Once I got up and running, though, I made some gratifying progress on our house, closing up eaves at the roof edges to reduce the number of entry and exit points for an abundant flock of house sparrows living in our unfinished addition. In a similar effort I put the second of two windows for Aurelia’s room in its place. Remaining holes in the structure include four more windows and a door. I can see the promised land.

I enjoyed being able to bring home the reclaimed, ship-lap siding for the job in five trips on foot up to Bear’s resource yard and back. Now I tote up the linear feet and electronically pay Bear with our community currency, ELMS (Ecovillage Local Money System, I think, but also named for the grand elm tree that once lived at the entrance to the village). This kind of convenience cannot be improved upon.

Bear took advantage of the warmth to finish painting the exterior of La Casa Cultura, which is slated to start service next month as a functional building for multiple events—including a weekend contradance event coming in April. I fell in love with contra while working on a farm in Maine in 1996, and I can’t wait.

Ultimate frisbee players tried twice for a game this past week, and while the first was literally a blow-out, with higher-than-expected winds, our Thursday game had all the qualities of a high-season game, with enough players to field five to a team for a while.
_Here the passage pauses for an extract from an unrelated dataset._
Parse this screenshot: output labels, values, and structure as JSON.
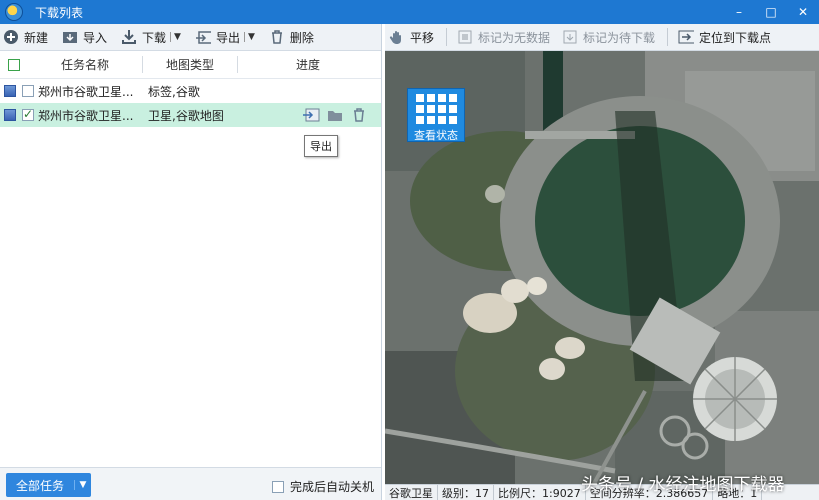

I couldn’t have been happier for that hour and a half, but I am still dreaming about playing on our new field come true Spring.

The maple sugaring crews got started with sugaring work in the past week as well, tromping off into the woods here and there with buckets, taps, and tools for the annual tapping of our silver maples. Their sap has a lower sugar content than sugar maple, but makes a tasty, highly local syrup nonetheless, boiled down with Sandhill’s catch over at their sugar shack and split according to time worked by all who participate in the work. Aurelia got excited to join in (related perhaps to Zane also participating), and so we tagged along for a couple hours on a trip a few miles north to tap more trees along the local creek. Dale Heaton and family are among the kind neighbors who allow us tap on their land.

Mid-winter birthdays have been piling up of late. I’ll shortly be headed over to Zimmerman’s to celebrate our near neighbor Sparky with coffee and donuts (the Rutledge tradition), but this week we also have Ma’ikwe, Nathan, and Sandhill friend Emily. Emily had a bunch of Rabbits over to Sandhill Saturday morning for a birthday brunch, and we all talked and visited happily over mounds of scrumptious food for a couple hours and asked ourselves why we don’t do that even more often. Another birthday dinner tonight …and only a couple weeks till Sara’s and my back-to-back natal anniversaries and several others as well.

Update: coffee flowed, donuts and breakfast sandwiches were enjoyed, birthday congrats were offered, and we three communities (Sandhill, Red Earth, and Dancing Rabbit) entirely filled Zimmerman’s dining room for the first time that I am aware of. A fine start to the week.

Ali visited us this week in a bittersweet mode. She’s decided to return to some previous stomping grounds near her sister in the Philadelphia area. When someone joins the village and stays for a while, they get woven into the warp and weave of our lives. Ali has been (and will remain) as good a friend as they come to adults and kids alike, so it is with much sadness that we bid her farewell. For now. I’m not giving up. Ali loves a good dance party, so one was duly organized and took place Wednesday night. I had the honor of providing popcorn for the event, and boogied for a while in the crowd.

May the weather be seasonal wherever you are, or at least to your liking! Happy February.

Dancing Rabbit Ecovillage is an intentional community in Rutledge, northeast Missouri, practicing sustainable living among 50+ members. There’s lots to see, so start thinking about a spring tour now! We’ll start offering them again in mid-April. Meanwhile, for more information, please see our website (in the midst of a major rebuild) at, visit our blog The March Hare at, find us on Facebook or give us a call at (660) 883-5511.